Ranked as one of the worst countries in terms of corruption, according to Transparency International’s Corruption Perception Index (CPI), Somalia suffers from weak public institutions and instability that directly impact basic security governance. For this reason, the journalist’s family is not willing to pursue the court case any more.
Qasim Iman, 59-year-old father and his wife Sahra Ismail, 53, say they are still waiting for government to rigorously investigate the killing of their son, Abdirizak Qasim Iman, a camera-journalist killed in Mogadishu by a police officer. (PHOTO by Hinda Dahir on Friday July 24, 2020).
“We are not satisfied with the court sentence. It is biased attempt to divert our inquest for justice. They know the killer well. He continues to get payment from the police. They did not investigate him. They did not bother to arrest until today,” the bereaved Qasim says “Once the lower court makes a verdict, the higher court will uphold the same decision. I have no confidence at all.”
“We anticipated for an honest investigation to take place. We hoped for a justice but we did not get it. Our hopes dashed. We are patient with God,” Qasim adds.
Earlier reports said that at the time of the attack, the journalist was trying to pass a security checkpoint near Mogadishu’s Peace Garden, a public park, but his colleague Abduwahab clarified that Abdirizak was holding his camera- enough to reveal his identity as a journalist at the time of the shooting.
“He was still holding his camera but the police officer shot him. It is widely known that police regard journalists and their cameras as enemies. There was no any justification to shoot Abdirizak. When we reached the site we got the camera, which had contained footage he recorded from the university,” Abduwahab who now works at a local radio in Mogadishu said.
Inside in her narrow house made of corrugated iron sheet walls in Mogadishu’s Hamar Jajab neighborhood, Abdirizak’s mother, Sahra Ismail Ali, 53, holds documents showing his picture and a death certificate from the local hospital. It certifies that “Abdirizak was shot twice on the head”.
“Until today I am mourning for [my son’s death]. My heart is in agony. But it is more painful that we have not get justice served for Abdirizak,” Sahra says as she stumbles over her words.
That is not her only fear.

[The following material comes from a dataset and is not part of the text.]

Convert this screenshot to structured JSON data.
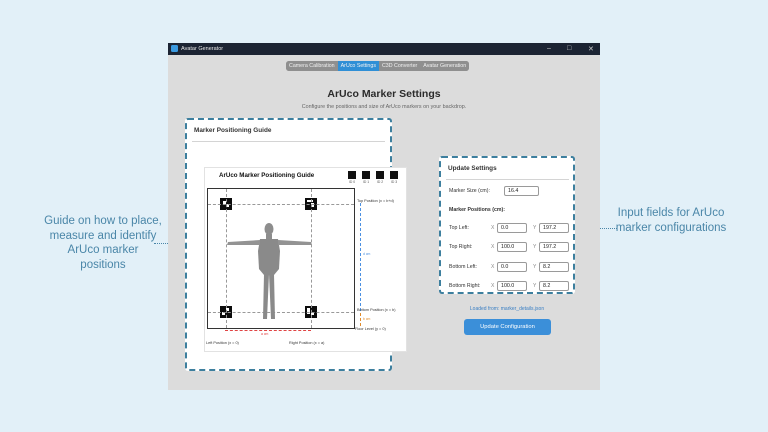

She is also scared for other journalists including her son’s colleagues who are still willing to seek the truth and report for the public interest in a deadly city for journalists.
“Journalists are important for this country. They should be protected and their rights preserved well. If there are no journalists, then we would not have the information we need to be well informed about what is happening in our surroundings,” she emphasizes.
The local journalist rights groups blame the Somali government for its insouciant stance towards the threats and violence Somali journalists face on a daily basis.  Without addressing the issue of impunity towards journalists’ murders, the rights groups say, the problem will persist. So far this year two journalists have been killed. None of the murders were properly investigated.
“They kill you and you never know them. Impunity is prevalence in Somalia. Not even that unknown criminals are targeting journalists but also there are known ones,” Abduwahab says.
As this Sunday marks the second anniversary of the young cameraman Abdirizak’s death, his family continues to seek justice. Just last week, Qasim, the father, wrote a letter to the Attorney General’s office requesting the killer be arrested. He is yet to get a response from the Attorney General.
“We expect justice to prevail. The killer is in Galmudug police force. He must be arrested if there is any justice at all,” Qasim concludes.
This story is part of an investigative grant report supported by the Justice for Journalists Fund (JFJ).